* [Work order]: Look for "true" in the records and copy every line that has it.

....

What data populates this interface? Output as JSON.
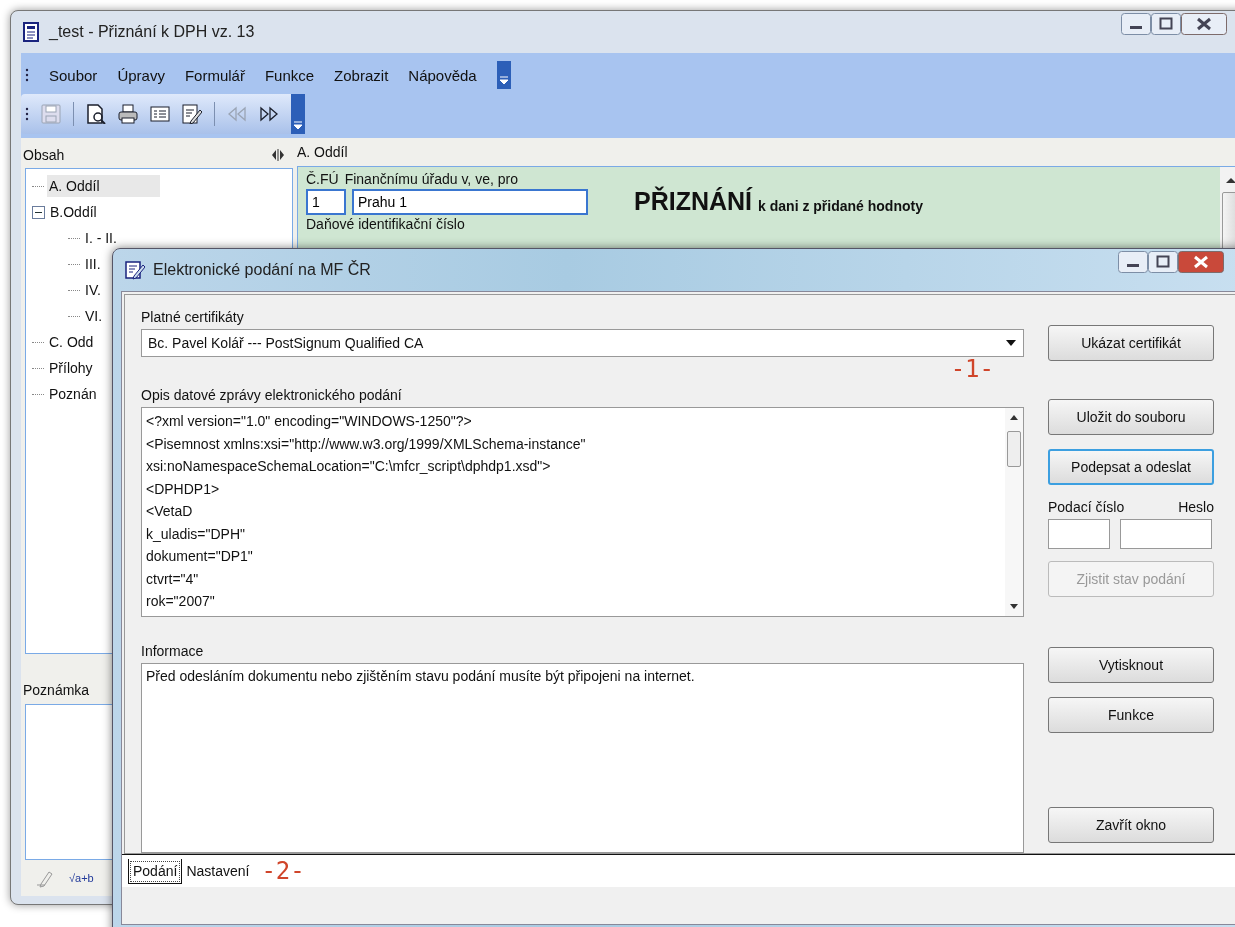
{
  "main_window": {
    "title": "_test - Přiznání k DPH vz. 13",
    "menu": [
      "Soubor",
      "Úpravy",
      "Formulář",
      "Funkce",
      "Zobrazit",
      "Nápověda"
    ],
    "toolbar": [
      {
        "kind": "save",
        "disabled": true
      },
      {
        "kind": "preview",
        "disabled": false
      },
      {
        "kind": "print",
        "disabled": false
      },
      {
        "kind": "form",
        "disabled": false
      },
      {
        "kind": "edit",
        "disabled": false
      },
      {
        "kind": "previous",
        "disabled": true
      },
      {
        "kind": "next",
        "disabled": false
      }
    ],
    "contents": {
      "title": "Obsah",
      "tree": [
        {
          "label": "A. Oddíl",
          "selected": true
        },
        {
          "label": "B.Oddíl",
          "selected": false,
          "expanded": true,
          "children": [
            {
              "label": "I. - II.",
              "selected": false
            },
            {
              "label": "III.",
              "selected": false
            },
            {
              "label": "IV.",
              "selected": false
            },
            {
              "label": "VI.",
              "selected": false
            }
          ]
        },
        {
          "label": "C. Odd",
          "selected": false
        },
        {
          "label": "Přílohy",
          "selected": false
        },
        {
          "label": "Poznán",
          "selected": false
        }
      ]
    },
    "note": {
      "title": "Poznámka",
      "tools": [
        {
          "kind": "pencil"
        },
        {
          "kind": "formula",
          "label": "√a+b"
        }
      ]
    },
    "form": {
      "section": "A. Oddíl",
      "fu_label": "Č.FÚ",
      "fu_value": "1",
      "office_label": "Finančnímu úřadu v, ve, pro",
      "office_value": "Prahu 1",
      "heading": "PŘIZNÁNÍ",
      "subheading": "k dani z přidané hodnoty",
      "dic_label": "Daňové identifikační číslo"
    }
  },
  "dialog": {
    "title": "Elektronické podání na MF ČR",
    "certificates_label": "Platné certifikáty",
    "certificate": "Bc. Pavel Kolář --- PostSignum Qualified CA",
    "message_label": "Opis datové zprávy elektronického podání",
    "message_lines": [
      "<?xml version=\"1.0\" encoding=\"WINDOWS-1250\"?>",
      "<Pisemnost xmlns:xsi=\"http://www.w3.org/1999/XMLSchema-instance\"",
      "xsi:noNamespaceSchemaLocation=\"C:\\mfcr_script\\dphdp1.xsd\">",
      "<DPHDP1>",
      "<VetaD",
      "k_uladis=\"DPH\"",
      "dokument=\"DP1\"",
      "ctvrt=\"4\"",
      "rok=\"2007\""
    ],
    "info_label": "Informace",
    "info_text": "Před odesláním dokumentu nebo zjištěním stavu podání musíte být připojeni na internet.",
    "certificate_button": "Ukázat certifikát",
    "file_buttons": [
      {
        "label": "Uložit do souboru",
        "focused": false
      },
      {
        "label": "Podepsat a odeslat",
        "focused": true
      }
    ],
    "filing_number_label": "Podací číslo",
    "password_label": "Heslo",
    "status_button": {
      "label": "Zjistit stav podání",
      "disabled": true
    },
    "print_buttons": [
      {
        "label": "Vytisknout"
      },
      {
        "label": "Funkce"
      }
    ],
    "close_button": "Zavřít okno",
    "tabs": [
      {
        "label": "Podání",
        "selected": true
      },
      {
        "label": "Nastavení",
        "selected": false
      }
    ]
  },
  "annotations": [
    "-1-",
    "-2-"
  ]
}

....

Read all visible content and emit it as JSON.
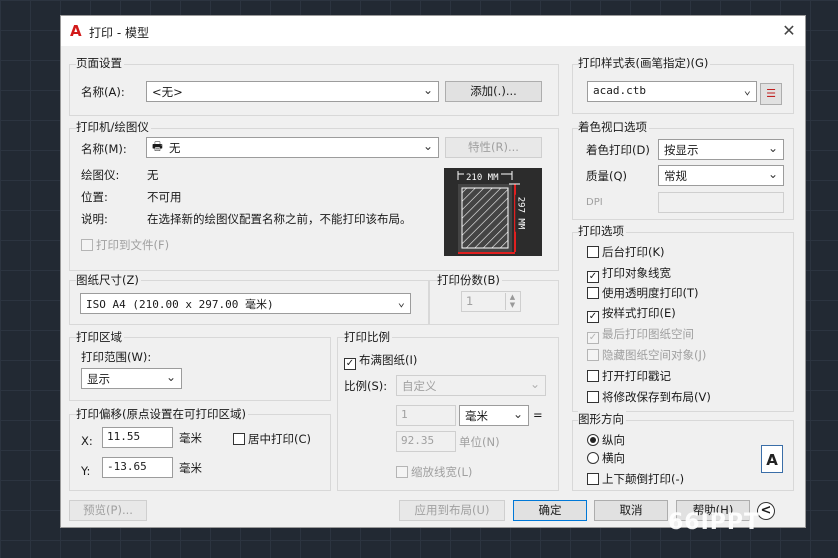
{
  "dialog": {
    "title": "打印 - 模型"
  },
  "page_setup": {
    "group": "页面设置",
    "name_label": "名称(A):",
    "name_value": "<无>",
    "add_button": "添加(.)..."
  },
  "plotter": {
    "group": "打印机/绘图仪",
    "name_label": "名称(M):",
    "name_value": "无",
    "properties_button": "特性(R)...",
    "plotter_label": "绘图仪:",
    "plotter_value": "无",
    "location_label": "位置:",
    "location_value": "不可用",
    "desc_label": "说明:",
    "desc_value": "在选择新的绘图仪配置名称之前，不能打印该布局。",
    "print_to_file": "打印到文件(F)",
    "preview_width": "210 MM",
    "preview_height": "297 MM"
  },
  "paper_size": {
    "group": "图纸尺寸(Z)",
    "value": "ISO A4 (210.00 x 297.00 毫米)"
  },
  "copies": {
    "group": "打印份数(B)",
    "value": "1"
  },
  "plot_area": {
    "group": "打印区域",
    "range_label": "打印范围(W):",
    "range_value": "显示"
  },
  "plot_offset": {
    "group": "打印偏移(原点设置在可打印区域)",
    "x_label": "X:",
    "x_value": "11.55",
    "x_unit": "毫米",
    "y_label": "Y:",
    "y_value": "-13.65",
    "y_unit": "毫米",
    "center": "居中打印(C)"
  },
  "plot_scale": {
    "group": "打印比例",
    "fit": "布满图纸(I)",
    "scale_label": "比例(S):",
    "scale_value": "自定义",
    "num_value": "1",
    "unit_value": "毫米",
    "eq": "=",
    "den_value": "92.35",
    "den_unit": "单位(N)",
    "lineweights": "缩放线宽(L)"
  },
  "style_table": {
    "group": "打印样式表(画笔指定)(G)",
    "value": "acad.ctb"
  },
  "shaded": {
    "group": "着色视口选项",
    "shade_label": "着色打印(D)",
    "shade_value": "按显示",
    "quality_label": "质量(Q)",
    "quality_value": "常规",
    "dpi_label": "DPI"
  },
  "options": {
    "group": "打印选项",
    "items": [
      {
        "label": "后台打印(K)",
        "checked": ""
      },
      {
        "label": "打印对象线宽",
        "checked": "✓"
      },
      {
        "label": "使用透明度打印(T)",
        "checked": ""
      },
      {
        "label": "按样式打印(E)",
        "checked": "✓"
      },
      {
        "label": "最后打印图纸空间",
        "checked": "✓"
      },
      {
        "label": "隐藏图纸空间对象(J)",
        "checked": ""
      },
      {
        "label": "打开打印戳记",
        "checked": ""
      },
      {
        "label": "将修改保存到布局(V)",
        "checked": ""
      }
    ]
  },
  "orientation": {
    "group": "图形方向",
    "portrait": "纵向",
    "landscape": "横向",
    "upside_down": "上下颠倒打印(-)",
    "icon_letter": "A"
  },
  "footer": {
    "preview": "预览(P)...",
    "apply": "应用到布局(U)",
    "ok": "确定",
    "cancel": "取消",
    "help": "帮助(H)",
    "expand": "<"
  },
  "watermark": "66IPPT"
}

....

* [Task output]:
        "disabled": true
        "disabled": true
          "selected": true
          "expanded": true,
        "focused": true
      "disabled": true
        "selected": true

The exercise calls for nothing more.